James Damore, the now-former Google employee fired for sharing his “anti-diversity manifesto,” says he feels “betrayed” and “shamed” by the tech giant. He was let go when the document became public.
“I’m definitely hurt.
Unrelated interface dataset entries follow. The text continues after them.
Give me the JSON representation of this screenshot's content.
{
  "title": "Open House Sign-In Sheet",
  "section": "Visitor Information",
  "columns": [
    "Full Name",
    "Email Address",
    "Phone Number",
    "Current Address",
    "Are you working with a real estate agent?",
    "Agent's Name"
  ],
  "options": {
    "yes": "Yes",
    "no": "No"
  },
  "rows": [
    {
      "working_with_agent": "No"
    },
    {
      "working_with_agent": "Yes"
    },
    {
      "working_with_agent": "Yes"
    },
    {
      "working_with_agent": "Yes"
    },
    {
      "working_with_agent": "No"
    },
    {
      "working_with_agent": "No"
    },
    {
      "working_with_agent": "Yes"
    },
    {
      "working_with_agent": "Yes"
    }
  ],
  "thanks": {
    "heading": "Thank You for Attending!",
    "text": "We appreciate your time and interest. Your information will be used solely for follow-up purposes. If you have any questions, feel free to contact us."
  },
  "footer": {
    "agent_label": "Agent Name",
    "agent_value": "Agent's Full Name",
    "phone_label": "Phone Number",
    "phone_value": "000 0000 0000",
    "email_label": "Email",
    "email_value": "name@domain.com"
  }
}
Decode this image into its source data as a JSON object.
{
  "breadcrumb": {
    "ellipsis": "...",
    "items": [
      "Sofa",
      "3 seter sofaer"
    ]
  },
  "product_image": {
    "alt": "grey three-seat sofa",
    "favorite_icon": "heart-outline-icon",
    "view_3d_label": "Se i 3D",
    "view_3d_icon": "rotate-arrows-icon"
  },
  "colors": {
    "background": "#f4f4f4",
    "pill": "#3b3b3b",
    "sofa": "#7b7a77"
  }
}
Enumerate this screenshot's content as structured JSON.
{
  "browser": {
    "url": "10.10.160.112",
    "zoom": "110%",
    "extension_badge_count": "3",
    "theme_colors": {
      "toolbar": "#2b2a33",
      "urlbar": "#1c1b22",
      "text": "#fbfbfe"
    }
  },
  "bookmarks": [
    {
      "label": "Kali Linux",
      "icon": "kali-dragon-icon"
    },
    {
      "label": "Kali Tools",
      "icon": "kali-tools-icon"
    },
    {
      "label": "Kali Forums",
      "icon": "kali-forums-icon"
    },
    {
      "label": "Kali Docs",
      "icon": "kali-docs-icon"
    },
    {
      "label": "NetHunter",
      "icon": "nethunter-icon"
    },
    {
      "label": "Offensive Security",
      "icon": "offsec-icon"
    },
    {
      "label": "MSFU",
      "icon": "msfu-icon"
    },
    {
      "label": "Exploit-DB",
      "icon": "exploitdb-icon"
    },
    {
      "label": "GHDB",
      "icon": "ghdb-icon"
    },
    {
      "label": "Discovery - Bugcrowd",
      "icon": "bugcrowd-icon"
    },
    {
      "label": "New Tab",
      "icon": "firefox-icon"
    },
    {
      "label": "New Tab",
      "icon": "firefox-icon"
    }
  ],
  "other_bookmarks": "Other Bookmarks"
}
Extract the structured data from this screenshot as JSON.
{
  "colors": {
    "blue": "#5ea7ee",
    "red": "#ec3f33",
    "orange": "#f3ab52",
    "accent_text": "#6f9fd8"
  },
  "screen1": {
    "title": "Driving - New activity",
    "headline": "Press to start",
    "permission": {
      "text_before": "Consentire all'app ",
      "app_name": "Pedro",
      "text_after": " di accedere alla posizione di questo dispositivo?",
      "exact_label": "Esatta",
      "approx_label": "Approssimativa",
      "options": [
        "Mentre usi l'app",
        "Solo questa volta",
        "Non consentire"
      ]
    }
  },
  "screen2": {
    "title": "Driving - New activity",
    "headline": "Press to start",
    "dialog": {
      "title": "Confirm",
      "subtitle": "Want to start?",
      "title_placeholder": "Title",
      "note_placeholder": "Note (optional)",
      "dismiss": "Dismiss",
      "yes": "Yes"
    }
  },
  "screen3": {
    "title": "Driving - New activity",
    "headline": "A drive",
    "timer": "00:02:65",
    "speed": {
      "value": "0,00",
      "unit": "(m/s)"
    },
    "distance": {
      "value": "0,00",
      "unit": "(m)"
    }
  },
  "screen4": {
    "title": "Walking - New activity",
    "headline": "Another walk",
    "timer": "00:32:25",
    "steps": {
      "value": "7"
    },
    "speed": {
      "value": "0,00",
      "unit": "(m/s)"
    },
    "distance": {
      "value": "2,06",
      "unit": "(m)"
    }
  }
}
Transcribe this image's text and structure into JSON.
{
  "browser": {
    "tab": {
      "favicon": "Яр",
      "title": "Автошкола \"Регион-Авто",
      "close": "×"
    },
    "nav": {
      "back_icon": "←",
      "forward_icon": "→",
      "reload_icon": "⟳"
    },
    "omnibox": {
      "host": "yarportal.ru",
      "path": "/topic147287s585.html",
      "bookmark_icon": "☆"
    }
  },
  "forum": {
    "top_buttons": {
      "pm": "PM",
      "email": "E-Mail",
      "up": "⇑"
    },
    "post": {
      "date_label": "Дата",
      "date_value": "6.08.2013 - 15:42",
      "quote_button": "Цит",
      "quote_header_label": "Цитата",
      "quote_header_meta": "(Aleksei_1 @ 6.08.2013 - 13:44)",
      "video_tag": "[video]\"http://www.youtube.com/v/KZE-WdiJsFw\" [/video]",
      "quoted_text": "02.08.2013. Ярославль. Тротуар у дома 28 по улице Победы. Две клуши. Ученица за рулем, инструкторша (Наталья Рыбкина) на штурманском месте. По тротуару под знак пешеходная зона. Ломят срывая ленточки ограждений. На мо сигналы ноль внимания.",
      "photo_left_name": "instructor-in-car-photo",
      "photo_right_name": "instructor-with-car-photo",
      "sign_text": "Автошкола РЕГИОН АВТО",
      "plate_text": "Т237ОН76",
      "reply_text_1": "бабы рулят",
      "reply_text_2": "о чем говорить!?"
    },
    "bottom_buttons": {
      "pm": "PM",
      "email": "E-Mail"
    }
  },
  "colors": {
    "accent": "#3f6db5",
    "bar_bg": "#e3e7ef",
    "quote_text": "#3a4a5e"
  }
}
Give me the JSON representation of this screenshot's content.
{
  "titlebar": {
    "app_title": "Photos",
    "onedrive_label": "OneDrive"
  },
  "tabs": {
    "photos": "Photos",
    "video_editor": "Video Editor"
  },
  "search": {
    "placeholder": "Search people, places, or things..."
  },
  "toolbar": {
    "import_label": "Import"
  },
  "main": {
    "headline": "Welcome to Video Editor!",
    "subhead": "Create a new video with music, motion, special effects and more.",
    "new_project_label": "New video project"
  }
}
I love Google and I’ve always been a fan of Google even before I joined,” Damore told Bloomberg Thursday. “So it really feels like they betrayed me in some way.”
Damore said that nobody at Google really minded his document until Gizmodo published the memo in full over the weekend, making it a focal point in the media.
“The whole point of my memo was actually to improve Google and Google’s culture and they just punished me and shamed me,” he said. “Even though there were many people that looked at it, it was only after it got viral that upper management started shaming me and eventually firing me.”
Damore said he is trying to make “the world a better place” by providing scientific evidence that was stated in the manifesto.
The memo rocked the tech company after it became public; it criticized Google’s efforts to increase diversity, arguing that the program discriminated against some employees.
Damore’s dismissal followed an email over the weekend from Google Chief Executive Sundar Pichai to the company’s employees, saying that the memo writer violated company policy, the Wall Street Journal reported Monday night.
“We strongly support the right of Googlers to express themselves, and much of what was in that memo is fair to debate, regardless of whether a vast majority of Googlers disagree with it,” Pichai said in his email to staff.
“However, portions of the memo violate our Code of Conduct and cross the line by advancing harmful gender stereotypes in our workplace,” he continued.
Pichai added that the code of conduct requires “each Googler to do their utmost to create a workplace culture that is free of harassment, intimidation, bias and unlawful discrimination.”
On Friday, Motherboard reported that the senior software engineers sent out a revision to the company’s diversity initiatives, instead calling for and encouraging “ideological diversity.” The 10-page document is the employee’s personal opinion, and was sent to a company mailing list before going “internally viral,” according to Motherboard’s source inside Google.
Damore also said that men were generally better at engineering jobs than women and that a liberal bias among executives and many employees makes it difficult to discuss the issue at Google.
Damore said he isn’t “racist” or “sexist” and distanced himself from the alt-right during his appearance on Bloomberg.
Check out the video above.